■ Material supplied
═══
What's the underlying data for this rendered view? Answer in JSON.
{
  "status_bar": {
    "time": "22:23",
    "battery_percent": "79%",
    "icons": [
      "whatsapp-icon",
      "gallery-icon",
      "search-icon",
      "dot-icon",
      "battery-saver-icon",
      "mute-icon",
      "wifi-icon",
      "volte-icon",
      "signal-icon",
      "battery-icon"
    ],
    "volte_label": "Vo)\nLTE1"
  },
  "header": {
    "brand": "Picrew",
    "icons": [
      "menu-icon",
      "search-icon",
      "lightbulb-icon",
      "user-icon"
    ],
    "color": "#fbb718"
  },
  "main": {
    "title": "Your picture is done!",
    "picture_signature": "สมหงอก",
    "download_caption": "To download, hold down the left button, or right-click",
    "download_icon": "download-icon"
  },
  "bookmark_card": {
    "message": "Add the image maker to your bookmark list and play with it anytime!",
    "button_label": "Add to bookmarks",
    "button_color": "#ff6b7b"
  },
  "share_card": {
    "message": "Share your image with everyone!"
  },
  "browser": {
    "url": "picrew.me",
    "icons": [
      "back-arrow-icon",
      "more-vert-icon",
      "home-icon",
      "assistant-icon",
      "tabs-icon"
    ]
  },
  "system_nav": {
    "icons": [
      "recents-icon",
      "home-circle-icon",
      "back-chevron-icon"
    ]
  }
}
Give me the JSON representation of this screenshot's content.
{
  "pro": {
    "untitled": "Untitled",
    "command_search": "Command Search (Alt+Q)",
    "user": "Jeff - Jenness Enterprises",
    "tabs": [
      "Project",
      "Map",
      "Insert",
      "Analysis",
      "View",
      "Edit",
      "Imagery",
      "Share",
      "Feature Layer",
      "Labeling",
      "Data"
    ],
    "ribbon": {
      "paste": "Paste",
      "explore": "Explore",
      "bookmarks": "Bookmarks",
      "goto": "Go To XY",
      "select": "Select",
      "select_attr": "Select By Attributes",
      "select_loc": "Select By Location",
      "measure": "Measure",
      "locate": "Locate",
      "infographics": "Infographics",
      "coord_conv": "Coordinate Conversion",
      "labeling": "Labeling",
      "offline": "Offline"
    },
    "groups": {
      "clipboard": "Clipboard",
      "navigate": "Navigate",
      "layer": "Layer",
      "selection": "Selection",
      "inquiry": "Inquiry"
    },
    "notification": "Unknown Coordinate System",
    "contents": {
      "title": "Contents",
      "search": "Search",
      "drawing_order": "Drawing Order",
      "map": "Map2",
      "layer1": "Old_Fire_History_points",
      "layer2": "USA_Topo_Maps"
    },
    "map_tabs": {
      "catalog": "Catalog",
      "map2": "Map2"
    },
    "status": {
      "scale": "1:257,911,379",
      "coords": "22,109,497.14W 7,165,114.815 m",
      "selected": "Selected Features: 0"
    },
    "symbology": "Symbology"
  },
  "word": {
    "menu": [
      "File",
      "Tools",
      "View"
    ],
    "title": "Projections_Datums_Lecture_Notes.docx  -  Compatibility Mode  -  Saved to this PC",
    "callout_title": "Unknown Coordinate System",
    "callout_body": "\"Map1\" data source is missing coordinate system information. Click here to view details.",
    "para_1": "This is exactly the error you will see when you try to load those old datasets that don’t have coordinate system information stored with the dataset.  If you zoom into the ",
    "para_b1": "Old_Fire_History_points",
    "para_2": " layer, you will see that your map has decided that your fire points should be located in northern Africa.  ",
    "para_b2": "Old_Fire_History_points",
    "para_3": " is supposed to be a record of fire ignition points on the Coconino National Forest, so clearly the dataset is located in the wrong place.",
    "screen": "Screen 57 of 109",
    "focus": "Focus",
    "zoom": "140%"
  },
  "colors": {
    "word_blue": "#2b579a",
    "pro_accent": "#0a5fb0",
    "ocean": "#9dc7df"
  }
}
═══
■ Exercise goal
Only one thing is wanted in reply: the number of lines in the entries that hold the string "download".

■ Exercise answer
2